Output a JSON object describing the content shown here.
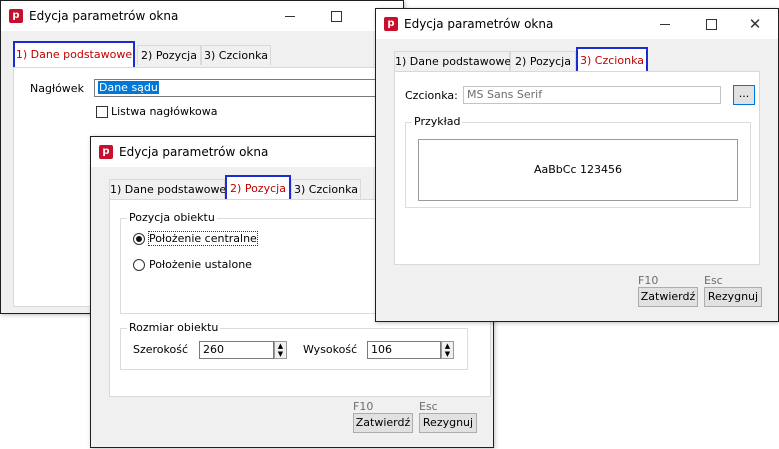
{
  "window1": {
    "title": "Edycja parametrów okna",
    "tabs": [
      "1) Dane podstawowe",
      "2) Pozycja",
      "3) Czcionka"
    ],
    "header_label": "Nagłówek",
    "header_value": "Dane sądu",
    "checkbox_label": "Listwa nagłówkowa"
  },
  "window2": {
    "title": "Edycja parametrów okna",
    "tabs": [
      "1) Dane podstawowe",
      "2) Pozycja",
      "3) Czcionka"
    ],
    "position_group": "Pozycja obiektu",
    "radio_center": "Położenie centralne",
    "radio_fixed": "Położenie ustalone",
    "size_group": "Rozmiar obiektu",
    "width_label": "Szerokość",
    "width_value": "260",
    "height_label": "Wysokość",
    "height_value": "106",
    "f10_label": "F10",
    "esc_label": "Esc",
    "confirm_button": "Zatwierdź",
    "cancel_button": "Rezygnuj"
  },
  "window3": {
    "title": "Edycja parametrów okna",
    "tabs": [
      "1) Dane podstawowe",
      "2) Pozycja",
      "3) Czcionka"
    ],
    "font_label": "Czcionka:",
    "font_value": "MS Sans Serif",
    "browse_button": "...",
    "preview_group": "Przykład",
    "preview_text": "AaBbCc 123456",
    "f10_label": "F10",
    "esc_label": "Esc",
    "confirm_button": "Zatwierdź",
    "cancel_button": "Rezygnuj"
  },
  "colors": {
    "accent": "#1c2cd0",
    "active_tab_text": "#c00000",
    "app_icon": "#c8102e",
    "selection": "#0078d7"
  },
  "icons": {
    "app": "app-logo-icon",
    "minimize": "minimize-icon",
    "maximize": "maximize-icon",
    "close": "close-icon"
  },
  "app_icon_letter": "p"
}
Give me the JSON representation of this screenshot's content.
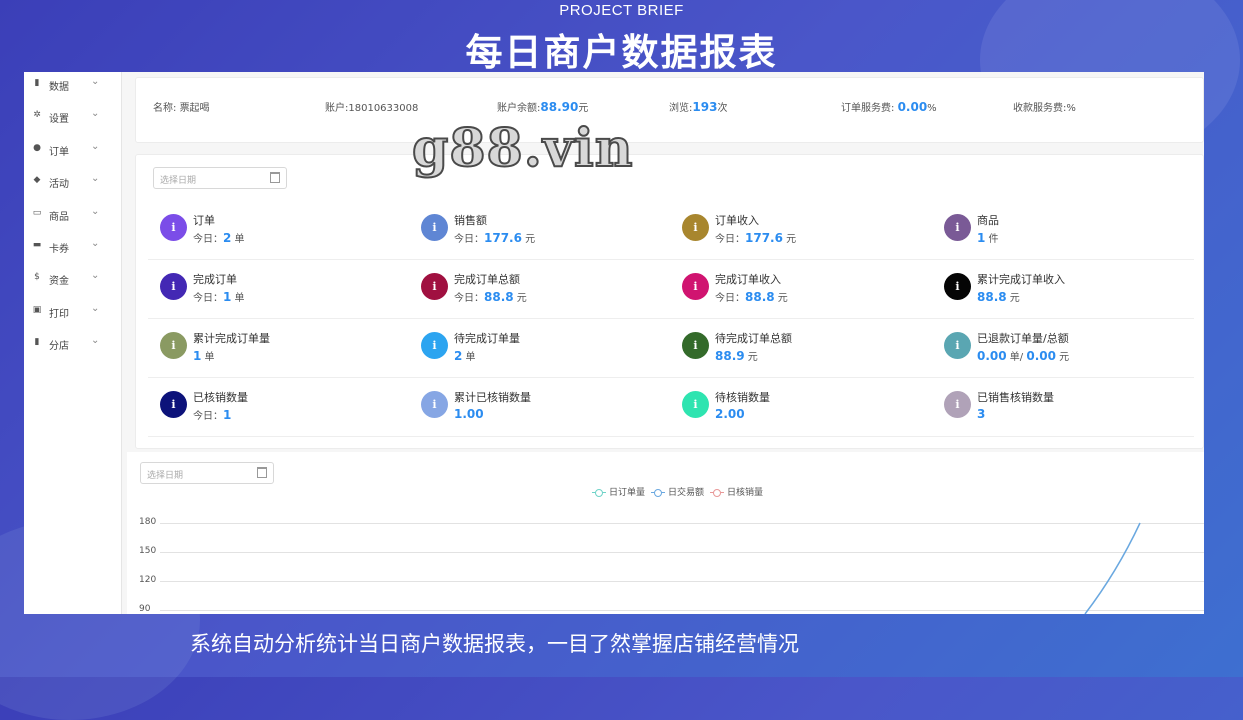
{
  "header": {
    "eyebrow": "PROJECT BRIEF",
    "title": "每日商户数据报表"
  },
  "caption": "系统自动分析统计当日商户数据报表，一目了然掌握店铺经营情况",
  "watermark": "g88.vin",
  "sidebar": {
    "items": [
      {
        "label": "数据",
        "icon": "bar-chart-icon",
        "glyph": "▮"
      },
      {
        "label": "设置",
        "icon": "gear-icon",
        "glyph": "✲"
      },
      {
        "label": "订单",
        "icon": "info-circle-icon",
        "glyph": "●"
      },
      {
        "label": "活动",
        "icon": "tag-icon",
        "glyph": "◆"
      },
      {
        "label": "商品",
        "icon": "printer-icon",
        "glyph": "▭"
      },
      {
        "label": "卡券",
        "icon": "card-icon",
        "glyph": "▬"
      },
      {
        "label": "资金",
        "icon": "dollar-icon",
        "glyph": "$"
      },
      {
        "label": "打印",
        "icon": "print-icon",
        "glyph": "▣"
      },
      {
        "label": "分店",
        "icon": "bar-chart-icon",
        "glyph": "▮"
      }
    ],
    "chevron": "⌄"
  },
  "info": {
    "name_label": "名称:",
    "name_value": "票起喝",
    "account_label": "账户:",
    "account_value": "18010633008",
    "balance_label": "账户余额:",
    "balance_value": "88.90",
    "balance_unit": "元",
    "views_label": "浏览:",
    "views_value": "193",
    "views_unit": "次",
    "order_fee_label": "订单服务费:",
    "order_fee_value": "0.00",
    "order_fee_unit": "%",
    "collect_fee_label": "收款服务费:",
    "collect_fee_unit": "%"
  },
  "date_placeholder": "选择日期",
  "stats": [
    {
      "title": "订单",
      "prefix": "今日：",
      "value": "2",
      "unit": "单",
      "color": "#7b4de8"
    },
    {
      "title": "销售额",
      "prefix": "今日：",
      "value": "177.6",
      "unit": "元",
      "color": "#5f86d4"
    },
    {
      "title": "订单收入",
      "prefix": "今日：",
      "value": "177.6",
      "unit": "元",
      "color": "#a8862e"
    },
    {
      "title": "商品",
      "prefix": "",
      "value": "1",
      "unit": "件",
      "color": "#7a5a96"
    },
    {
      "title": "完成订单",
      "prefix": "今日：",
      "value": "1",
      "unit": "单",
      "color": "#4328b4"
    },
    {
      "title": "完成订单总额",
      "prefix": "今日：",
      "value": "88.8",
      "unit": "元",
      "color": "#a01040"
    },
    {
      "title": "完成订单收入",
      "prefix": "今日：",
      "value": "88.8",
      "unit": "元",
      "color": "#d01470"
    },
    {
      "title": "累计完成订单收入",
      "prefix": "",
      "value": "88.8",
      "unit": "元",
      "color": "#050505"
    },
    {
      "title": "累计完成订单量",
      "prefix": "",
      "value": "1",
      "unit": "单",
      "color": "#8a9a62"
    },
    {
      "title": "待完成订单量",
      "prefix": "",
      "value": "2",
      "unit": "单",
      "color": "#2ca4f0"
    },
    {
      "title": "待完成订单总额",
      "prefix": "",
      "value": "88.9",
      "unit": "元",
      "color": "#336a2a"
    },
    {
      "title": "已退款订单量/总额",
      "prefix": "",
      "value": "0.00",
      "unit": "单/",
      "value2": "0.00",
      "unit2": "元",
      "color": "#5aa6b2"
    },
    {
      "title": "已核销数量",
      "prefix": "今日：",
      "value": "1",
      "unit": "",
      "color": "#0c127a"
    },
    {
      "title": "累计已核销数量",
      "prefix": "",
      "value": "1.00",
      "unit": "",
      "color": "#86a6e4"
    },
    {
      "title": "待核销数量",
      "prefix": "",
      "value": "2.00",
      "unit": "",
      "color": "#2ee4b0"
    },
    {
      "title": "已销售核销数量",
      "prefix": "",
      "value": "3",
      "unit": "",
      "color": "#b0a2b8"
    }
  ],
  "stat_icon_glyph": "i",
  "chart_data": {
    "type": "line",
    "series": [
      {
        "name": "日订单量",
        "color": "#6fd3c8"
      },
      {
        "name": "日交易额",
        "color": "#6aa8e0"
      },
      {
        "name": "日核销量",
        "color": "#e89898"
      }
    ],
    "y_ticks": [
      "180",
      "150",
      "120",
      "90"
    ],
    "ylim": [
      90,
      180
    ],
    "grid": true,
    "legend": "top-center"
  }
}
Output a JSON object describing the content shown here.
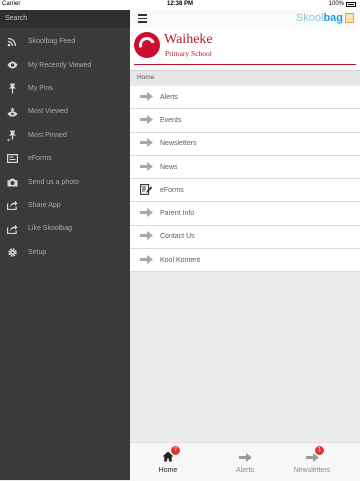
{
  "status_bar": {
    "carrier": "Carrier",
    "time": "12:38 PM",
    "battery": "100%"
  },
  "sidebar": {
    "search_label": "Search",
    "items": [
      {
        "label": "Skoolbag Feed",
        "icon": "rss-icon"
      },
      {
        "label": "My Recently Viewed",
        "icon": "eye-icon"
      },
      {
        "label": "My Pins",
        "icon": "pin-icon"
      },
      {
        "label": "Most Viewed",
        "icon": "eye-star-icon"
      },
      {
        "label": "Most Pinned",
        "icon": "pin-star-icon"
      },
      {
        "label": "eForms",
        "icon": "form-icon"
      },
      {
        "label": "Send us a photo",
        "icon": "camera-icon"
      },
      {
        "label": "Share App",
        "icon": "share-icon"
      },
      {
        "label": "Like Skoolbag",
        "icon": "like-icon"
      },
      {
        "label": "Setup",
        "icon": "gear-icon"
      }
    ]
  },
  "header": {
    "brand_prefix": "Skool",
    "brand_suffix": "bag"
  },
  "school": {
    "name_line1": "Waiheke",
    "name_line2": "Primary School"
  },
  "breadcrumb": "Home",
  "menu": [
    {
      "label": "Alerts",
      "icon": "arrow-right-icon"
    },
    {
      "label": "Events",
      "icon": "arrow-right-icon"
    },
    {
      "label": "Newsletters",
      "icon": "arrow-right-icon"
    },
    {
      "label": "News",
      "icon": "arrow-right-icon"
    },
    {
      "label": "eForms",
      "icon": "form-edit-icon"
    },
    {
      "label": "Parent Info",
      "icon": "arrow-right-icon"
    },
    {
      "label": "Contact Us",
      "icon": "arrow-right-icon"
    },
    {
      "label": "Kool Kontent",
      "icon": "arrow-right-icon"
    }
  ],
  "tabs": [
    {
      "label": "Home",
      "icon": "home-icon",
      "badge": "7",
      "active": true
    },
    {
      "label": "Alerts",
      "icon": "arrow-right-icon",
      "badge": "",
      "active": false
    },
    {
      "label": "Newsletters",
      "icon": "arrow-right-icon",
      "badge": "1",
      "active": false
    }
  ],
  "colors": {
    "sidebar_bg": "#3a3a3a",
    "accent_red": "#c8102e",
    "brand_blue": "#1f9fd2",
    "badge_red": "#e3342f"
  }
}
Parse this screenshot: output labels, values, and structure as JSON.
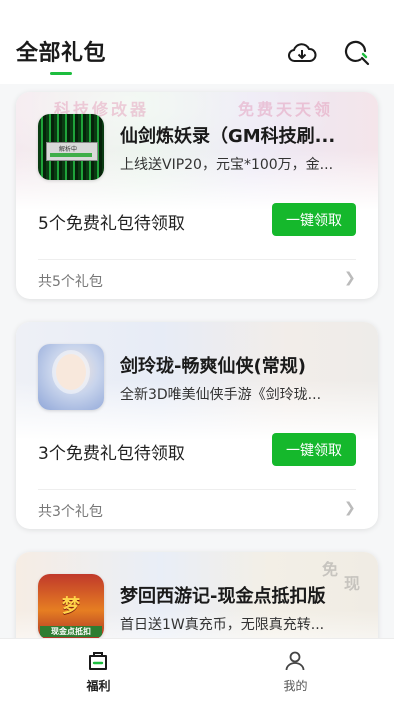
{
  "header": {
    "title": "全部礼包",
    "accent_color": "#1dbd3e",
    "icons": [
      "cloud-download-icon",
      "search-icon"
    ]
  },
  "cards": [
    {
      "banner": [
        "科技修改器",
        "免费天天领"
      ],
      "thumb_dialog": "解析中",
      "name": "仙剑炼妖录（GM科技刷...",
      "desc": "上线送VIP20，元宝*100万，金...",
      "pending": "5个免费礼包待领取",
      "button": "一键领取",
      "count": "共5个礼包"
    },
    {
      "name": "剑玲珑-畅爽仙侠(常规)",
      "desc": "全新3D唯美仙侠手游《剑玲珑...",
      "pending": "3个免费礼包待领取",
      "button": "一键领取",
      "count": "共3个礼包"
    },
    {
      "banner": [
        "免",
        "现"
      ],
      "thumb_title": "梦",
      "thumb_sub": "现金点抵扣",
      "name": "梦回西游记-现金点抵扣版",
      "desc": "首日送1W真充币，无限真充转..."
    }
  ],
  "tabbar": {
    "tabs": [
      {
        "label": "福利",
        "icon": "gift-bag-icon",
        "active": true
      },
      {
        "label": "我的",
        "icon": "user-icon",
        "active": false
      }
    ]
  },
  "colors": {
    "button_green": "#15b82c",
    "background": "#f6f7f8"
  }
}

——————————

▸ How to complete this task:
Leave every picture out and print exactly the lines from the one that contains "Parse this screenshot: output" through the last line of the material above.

▸ Your response:
Parse this screenshot: output labels, values, and structure as JSON.
{
  "header": {
    "title": "全部礼包",
    "accent_color": "#1dbd3e",
    "icons": [
      "cloud-download-icon",
      "search-icon"
    ]
  },
  "cards": [
    {
      "banner": [
        "科技修改器",
        "免费天天领"
      ],
      "thumb_dialog": "解析中",
      "name": "仙剑炼妖录（GM科技刷...",
      "desc": "上线送VIP20，元宝*100万，金...",
      "pending": "5个免费礼包待领取",
      "button": "一键领取",
      "count": "共5个礼包"
    },
    {
      "name": "剑玲珑-畅爽仙侠(常规)",
      "desc": "全新3D唯美仙侠手游《剑玲珑...",
      "pending": "3个免费礼包待领取",
      "button": "一键领取",
      "count": "共3个礼包"
    },
    {
      "banner": [
        "免",
        "现"
      ],
      "thumb_title": "梦",
      "thumb_sub": "现金点抵扣",
      "name": "梦回西游记-现金点抵扣版",
      "desc": "首日送1W真充币，无限真充转..."
    }
  ],
  "tabbar": {
    "tabs": [
      {
        "label": "福利",
        "icon": "gift-bag-icon",
        "active": true
      },
      {
        "label": "我的",
        "icon": "user-icon",
        "active": false
      }
    ]
  },
  "colors": {
    "button_green": "#15b82c",
    "background": "#f6f7f8"
  }
}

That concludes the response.